Faith without Works is Dead. Which Works?

“What good is it, my brothers, if someone says he has faith but does not have works? Can that faith save him? If a brother or sister is poorly clothed and lacking in daily food, and one of you says to them, “Go in peace, be warmed and filled,” without giving them the things needed for the body, what good is that? So also faith by itself, if it does not have works, is dead.” (James 2:14-17 ESV)

“What doth it profit, my brethren, though a man say he hath faith, and have not works? can faith save him? If a brother or sister be naked, and destitute of daily food, And one of you say unto them, Depart in peace, be ye warmed and filled; notwithstanding ye give them not those things which are needful to the body; what doth it profit? Even so faith, if it hath not works, is dead, being alone.” (James 2:14-17 KJV)

“What good is it, my brothers and sisters, if someone claims to have faith but does not have works? Can this kind of faith save him? If a brother or sister is poorly clothed and lacks daily food, and one of you says to them, “Go in peace, keep warm and eat well,” but you do not give them what the body needs, what good is it? So also faith, if it does not have works, is dead being by itself.” (James 2:14-17 NET)

Faith without works is dead. Mormons like to cite this phrase, but I had not noticed until last year while reading during Sunday School that the example of works given by James….is work that addresses the needs of the poor. It is not baptism or any other ordinance that justifies our faith. Instead, it is the work we do to improve the conditions of the poor.

In the second chapter of James, this is actually the second mention of how we treat the poor as members of the Church and as a Church.

“My brothers, show no partiality as you hold the faith in our Lord Jesus Christ, the Lord of glory. For if a man wearing a gold ring and fine clothing comes into your assembly, and a poor man in shabby clothing also comes in, and if you pay attention to the one who wears the fine clothing and say, “You sit here in a good place,” while you say to the poor man, “You stand over there,” or, “Sit down at my feet,” have you not then made distinctions among yourselves and become judges with evil thoughts?” (James 2:1-4 ESV)
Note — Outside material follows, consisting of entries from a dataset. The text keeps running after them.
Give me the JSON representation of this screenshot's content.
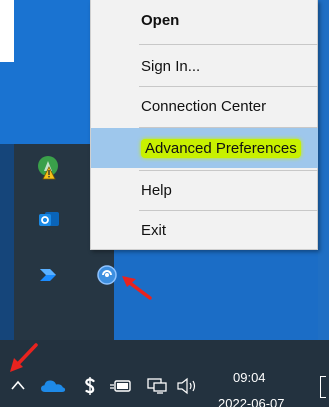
{
  "context_menu": {
    "items": [
      {
        "label": "Open",
        "bold": true
      },
      {
        "label": "Sign In..."
      },
      {
        "label": "Connection Center"
      },
      {
        "label": "Advanced Preferences",
        "highlighted": true
      },
      {
        "label": "Help"
      },
      {
        "label": "Exit"
      }
    ]
  },
  "tray_overflow": {
    "icons": [
      "warning-badge-icon",
      "outlook-icon",
      "power-automate-icon",
      "citrix-workspace-icon"
    ]
  },
  "taskbar": {
    "icons": [
      "chevron-up-icon",
      "onedrive-icon",
      "dollar-icon",
      "battery-icon",
      "network-icon",
      "volume-icon"
    ],
    "clock_time": "09:04",
    "clock_date": "2022-06-07"
  },
  "annotations": {
    "arrow_color": "#e8231f",
    "highlight_color": "#c8f000"
  }
}
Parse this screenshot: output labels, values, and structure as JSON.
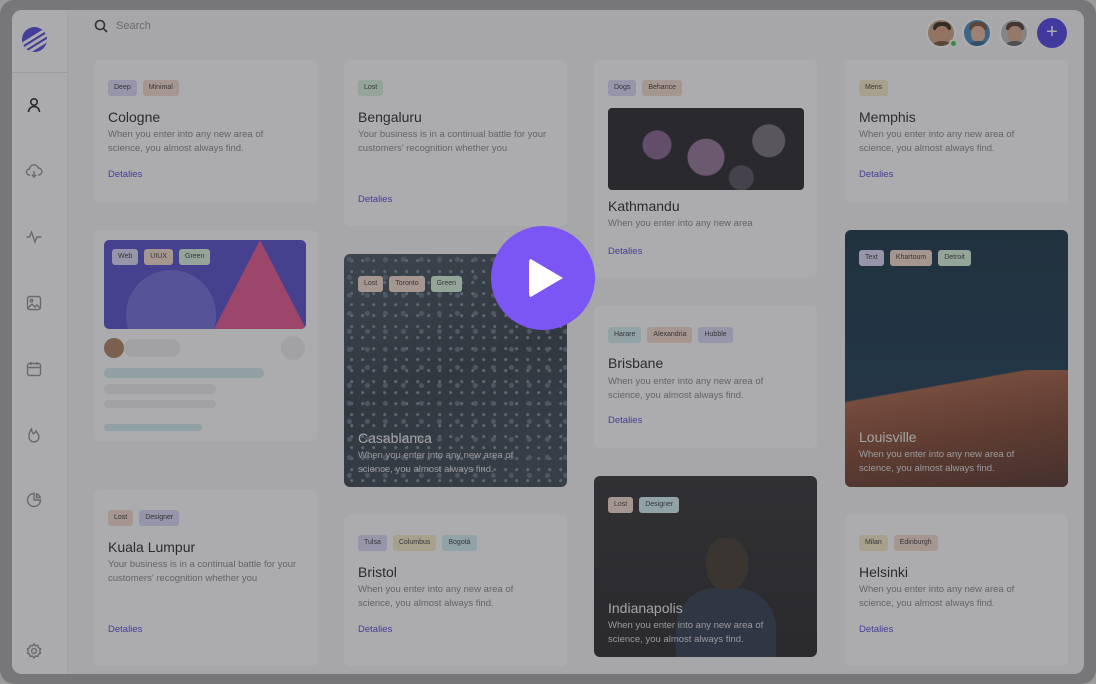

“My brethren, have not the faith of our Lord Jesus Christ, the Lord of glory, with respect of persons. For if there come unto your assembly a man with a gold ring, in goodly apparel, and there come in also a poor man in vile raiment; And ye have respect to him that weareth the gay clothing, and say unto him, Sit thou here in a good place; and say to the poor, Stand thou there, or sit here under my footstool: Are ye not then partial in yourselves, and are become judges of evil thoughts?” (James 2:1-4 KJV)

“My brothers and sisters, do not show prejudice if you possess faith in our glorious Lord Jesus Christ. For if someone comes into your assembly wearing a gold ring and fine clothing, and a poor person enters in filthy clothes, do you pay attention to the one who is finely dressed and say, “You sit here in a good place,” and to the poor person, “You stand over there,” or “Sit on the floor”? If so, have you not made distinctions among yourselves and become judges with evil motives?” (James 2:1-4 NET)
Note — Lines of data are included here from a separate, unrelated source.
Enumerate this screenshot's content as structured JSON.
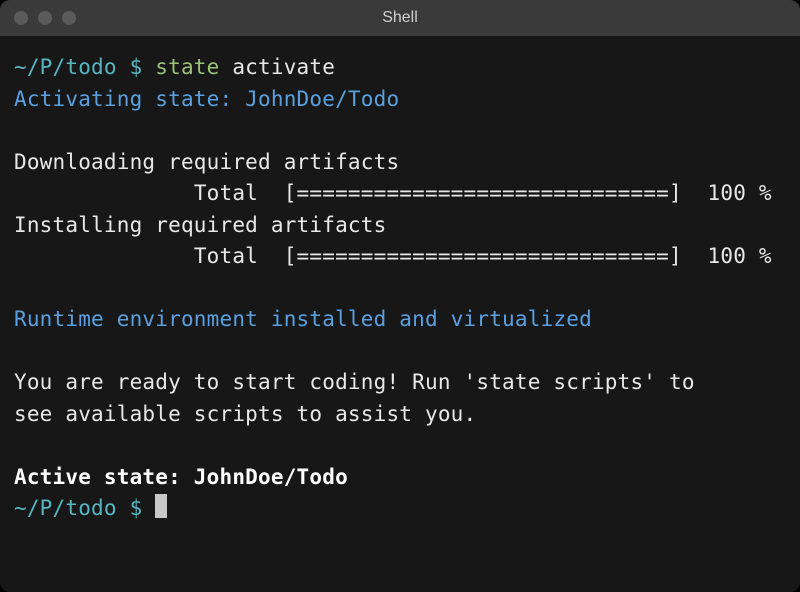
{
  "titlebar": {
    "title": "Shell"
  },
  "terminal": {
    "prompt_path": "~/P/todo",
    "prompt_symbol": "$",
    "command_name": "state",
    "command_arg": "activate",
    "activating_line": "Activating state: JohnDoe/Todo",
    "downloading_label": "Downloading required artifacts",
    "total_label": "Total",
    "progress_bar": "[=============================]",
    "progress_pct": "100 %",
    "installing_label": "Installing required artifacts",
    "runtime_line": "Runtime environment installed and virtualized",
    "ready_line1": "You are ready to start coding! Run 'state scripts' to",
    "ready_line2": "see available scripts to assist you.",
    "active_state_line": "Active state: JohnDoe/Todo"
  }
}
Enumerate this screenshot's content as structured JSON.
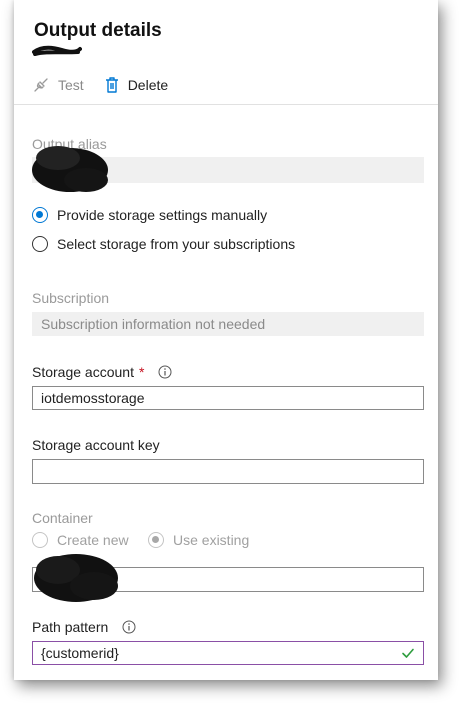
{
  "header": {
    "title": "Output details"
  },
  "toolbar": {
    "test_label": "Test",
    "test_icon": "plug-icon",
    "delete_label": "Delete",
    "delete_icon": "trash-icon"
  },
  "output_alias": {
    "label": "Output alias",
    "value": ""
  },
  "storage_mode": {
    "options": [
      {
        "label": "Provide storage settings manually",
        "selected": true
      },
      {
        "label": "Select storage from your subscriptions",
        "selected": false
      }
    ]
  },
  "subscription": {
    "label": "Subscription",
    "placeholder": "Subscription information not needed"
  },
  "storage_account": {
    "label": "Storage account",
    "required_marker": "*",
    "value": "iotdemosstorage"
  },
  "storage_account_key": {
    "label": "Storage account key",
    "value": ""
  },
  "container": {
    "label": "Container",
    "options": [
      {
        "label": "Create new",
        "selected": false
      },
      {
        "label": "Use existing",
        "selected": true
      }
    ],
    "value": ""
  },
  "path_pattern": {
    "label": "Path pattern",
    "value": "{customerid}",
    "valid": true
  },
  "colors": {
    "accent": "#0078d4",
    "valid_border": "#8a4fa6",
    "check": "#2e9d3e",
    "required": "#c50f1f"
  }
}
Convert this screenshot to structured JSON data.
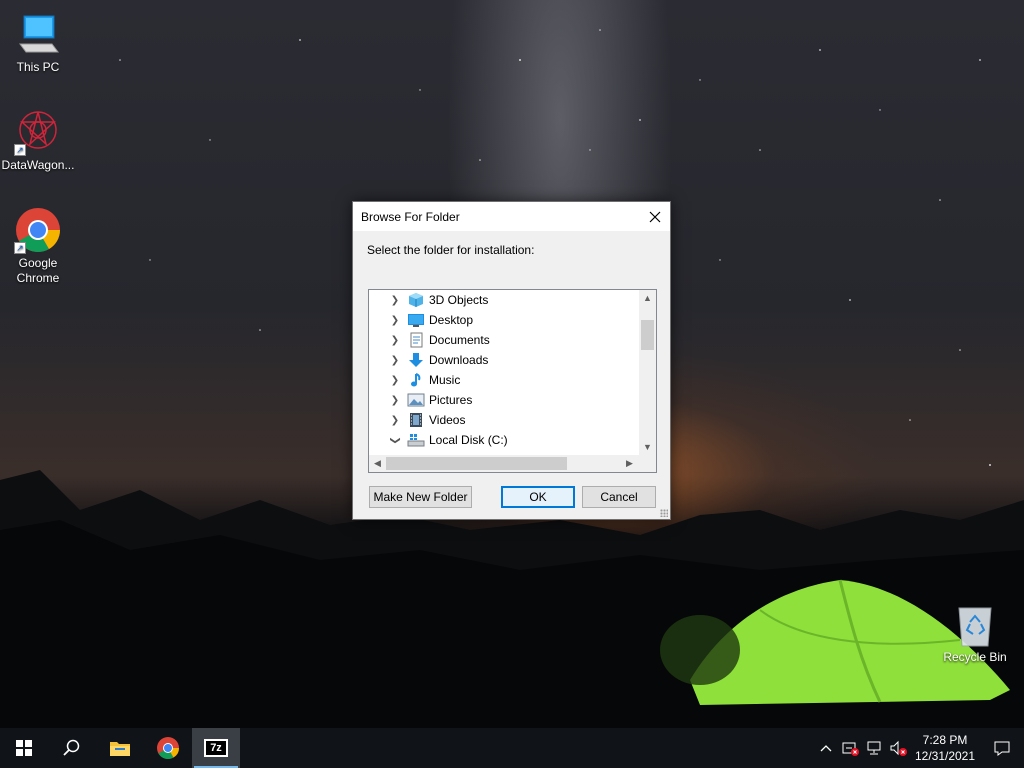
{
  "desktop": {
    "icons": [
      {
        "label": "This PC"
      },
      {
        "label": "DataWagon..."
      },
      {
        "label": "Google Chrome"
      },
      {
        "label": "Recycle Bin"
      }
    ]
  },
  "dialog": {
    "title": "Browse For Folder",
    "instruction": "Select the folder for installation:",
    "tree_items": [
      {
        "label": "3D Objects",
        "icon": "3d-objects-icon",
        "expanded": false
      },
      {
        "label": "Desktop",
        "icon": "desktop-folder-icon",
        "expanded": false
      },
      {
        "label": "Documents",
        "icon": "documents-icon",
        "expanded": false
      },
      {
        "label": "Downloads",
        "icon": "downloads-icon",
        "expanded": false
      },
      {
        "label": "Music",
        "icon": "music-icon",
        "expanded": false
      },
      {
        "label": "Pictures",
        "icon": "pictures-icon",
        "expanded": false
      },
      {
        "label": "Videos",
        "icon": "videos-icon",
        "expanded": false
      },
      {
        "label": "Local Disk (C:)",
        "icon": "drive-icon",
        "expanded": true
      }
    ],
    "buttons": {
      "make_new_folder": "Make New Folder",
      "ok": "OK",
      "cancel": "Cancel"
    }
  },
  "taskbar": {
    "apps": [
      "start-icon",
      "search-icon",
      "file-explorer-icon",
      "chrome-icon",
      "7zip-icon"
    ],
    "active_app_label": "7z",
    "clock": {
      "time": "7:28 PM",
      "date": "12/31/2021"
    }
  },
  "colors": {
    "accent": "#0078d7",
    "taskbar": "#101418",
    "tent": "#8fe03a"
  }
}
There are some who might say that today we mistreat the rich. While we should not judge rich individuals, the evil judgements we make against the poor have a much more severe impact on the lives and life prospects of the disadvantaged.
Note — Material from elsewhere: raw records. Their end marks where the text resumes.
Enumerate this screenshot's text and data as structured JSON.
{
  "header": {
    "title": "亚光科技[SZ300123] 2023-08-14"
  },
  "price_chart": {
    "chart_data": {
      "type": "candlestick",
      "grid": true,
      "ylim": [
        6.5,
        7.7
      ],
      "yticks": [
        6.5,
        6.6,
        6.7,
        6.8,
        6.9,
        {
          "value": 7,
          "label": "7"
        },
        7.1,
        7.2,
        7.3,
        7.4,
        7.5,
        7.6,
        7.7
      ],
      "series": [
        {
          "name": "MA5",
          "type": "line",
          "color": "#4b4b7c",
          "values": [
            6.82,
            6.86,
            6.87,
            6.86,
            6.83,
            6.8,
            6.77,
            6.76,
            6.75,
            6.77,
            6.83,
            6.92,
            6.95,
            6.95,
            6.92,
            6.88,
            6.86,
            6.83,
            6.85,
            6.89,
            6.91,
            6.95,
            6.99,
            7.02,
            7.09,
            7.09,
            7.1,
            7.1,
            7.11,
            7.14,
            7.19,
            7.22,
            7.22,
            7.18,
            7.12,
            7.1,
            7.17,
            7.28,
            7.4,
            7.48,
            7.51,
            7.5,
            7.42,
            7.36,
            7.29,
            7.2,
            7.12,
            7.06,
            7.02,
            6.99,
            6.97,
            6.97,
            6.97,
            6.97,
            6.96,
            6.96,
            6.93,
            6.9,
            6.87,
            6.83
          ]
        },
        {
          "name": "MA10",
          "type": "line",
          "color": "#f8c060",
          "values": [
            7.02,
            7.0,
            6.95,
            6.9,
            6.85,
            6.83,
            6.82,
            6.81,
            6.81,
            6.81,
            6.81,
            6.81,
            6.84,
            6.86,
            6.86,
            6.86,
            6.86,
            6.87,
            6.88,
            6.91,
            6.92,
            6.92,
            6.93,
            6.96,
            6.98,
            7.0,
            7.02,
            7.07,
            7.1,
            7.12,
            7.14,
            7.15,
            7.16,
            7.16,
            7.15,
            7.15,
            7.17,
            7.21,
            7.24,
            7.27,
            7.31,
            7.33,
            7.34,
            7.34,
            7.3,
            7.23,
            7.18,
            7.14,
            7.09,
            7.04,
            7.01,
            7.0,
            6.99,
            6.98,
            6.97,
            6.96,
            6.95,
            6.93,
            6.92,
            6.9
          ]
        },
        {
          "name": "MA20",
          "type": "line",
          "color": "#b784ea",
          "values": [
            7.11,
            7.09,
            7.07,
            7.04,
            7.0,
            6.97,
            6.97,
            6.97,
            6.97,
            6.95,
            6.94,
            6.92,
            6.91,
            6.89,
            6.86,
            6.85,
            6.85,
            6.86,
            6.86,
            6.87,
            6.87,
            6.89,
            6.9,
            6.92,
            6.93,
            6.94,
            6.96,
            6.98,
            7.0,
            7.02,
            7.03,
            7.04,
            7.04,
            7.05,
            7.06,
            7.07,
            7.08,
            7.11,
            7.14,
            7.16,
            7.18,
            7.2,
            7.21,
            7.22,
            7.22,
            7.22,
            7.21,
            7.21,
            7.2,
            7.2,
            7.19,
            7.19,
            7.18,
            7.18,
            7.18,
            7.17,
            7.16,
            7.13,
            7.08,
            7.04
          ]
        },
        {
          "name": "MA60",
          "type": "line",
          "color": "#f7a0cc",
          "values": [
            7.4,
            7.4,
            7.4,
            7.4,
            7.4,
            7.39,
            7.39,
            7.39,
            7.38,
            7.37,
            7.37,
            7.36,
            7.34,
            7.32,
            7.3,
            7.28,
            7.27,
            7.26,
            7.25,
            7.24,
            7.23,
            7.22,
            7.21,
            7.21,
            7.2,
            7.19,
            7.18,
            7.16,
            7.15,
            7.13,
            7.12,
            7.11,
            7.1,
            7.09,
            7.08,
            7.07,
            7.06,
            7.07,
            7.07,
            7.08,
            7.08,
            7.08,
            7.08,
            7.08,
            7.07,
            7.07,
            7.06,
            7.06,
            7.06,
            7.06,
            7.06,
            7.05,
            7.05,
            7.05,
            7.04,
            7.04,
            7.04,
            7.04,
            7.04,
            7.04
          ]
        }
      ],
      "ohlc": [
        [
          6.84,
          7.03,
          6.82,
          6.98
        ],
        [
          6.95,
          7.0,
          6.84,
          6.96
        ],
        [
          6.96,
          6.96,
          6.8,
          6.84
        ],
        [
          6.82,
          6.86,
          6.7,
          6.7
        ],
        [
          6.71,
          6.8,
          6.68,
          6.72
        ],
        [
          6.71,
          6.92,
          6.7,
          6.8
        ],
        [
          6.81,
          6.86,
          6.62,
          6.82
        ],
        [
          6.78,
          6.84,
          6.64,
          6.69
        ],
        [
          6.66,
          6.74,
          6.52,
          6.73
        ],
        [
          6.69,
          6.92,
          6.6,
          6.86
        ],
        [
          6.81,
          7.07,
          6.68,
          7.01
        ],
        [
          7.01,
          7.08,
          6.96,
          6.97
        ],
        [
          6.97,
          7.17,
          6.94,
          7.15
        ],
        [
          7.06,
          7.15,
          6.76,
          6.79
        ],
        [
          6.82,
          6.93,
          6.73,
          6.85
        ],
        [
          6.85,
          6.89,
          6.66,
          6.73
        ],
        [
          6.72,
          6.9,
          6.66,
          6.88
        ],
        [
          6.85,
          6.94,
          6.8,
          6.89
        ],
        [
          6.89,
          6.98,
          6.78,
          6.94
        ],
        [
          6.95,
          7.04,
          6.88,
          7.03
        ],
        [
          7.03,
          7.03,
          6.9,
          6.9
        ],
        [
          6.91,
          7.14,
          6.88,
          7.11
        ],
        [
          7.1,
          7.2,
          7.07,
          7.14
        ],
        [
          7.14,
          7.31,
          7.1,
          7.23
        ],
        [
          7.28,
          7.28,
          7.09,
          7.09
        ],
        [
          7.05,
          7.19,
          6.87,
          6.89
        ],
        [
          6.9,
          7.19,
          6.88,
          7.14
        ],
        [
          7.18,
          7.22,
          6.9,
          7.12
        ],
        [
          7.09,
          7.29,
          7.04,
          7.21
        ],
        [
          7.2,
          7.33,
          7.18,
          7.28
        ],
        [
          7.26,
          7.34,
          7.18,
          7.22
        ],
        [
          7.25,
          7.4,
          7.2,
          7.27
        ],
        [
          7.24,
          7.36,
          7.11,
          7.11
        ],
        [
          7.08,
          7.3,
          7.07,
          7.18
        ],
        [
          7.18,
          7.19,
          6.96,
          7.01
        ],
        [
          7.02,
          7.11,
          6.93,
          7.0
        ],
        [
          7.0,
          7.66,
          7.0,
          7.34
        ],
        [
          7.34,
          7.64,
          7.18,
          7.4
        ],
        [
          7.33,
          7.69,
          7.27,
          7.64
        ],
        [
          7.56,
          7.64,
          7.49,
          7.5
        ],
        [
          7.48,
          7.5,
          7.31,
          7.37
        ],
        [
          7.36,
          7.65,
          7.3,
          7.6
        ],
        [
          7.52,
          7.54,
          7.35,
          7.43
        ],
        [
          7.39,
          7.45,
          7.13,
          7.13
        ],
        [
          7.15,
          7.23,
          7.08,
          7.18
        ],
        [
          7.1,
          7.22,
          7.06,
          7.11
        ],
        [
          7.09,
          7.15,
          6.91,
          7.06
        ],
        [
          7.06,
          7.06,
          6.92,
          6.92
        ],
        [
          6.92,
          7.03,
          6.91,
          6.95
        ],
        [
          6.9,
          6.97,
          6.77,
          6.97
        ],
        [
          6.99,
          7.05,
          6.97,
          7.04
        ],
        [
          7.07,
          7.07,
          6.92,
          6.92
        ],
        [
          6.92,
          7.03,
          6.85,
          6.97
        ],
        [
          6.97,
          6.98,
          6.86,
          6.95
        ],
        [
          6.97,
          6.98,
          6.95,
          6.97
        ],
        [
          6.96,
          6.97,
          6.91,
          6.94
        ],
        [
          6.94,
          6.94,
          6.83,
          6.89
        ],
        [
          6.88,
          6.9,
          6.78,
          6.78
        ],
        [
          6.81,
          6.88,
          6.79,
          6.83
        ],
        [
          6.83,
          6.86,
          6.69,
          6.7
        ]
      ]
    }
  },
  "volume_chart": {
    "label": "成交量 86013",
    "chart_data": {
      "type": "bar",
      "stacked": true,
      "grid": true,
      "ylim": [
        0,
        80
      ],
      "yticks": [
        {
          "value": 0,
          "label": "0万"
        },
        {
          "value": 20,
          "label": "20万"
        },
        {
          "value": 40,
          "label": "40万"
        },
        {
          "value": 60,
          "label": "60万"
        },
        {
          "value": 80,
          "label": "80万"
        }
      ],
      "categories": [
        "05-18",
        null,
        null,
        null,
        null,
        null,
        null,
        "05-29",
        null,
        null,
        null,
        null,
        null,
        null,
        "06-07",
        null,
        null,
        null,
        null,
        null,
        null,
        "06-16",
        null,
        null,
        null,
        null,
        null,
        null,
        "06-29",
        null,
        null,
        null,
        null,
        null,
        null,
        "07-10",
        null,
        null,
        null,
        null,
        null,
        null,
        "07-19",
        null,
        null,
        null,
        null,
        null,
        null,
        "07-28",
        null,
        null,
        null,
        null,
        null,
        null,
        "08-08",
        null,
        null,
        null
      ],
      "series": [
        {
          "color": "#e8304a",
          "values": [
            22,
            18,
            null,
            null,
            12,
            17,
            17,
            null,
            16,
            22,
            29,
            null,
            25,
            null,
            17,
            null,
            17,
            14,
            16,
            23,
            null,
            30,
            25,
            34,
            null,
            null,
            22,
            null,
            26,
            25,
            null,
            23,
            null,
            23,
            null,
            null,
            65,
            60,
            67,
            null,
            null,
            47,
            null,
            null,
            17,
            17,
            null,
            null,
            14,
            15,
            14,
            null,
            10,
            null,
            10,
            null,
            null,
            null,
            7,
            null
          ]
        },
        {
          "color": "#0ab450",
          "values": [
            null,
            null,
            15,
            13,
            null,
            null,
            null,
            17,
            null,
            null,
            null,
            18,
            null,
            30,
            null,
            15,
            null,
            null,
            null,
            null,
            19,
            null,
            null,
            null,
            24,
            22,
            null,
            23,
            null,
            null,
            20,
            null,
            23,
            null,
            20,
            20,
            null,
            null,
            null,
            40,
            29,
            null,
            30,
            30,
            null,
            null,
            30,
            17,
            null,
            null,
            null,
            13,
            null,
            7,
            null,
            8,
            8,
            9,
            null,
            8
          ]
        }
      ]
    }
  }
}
As I have read the Bible more closely over the last two years, I have been impressed and blessed by the extent to which the Gospel message found in the Bible applies to us today. I regret that I have so long neglected it.

Such passages also lead me to wonder about the value of Seminary Scripture Mastery, something which MorrmonDeadHead is addressing in a series of posts. While Scripture Mastery encourages the memorization of interesting verses, something not problematic in itself, does it also encourage proof texting? In other words, does the focus on specific verses and sets of verses undermine our understanding of the larger context of these verses? In the process, do we end up misunderstanding the very verses that we are focusing on?

About Chris Henrichsen

Chris Henrichsen has moved Approaching Justice off of Patheos. Find his latest posts and the new Approaching Justice. Thanks!


CLOSE | X

HIDE | X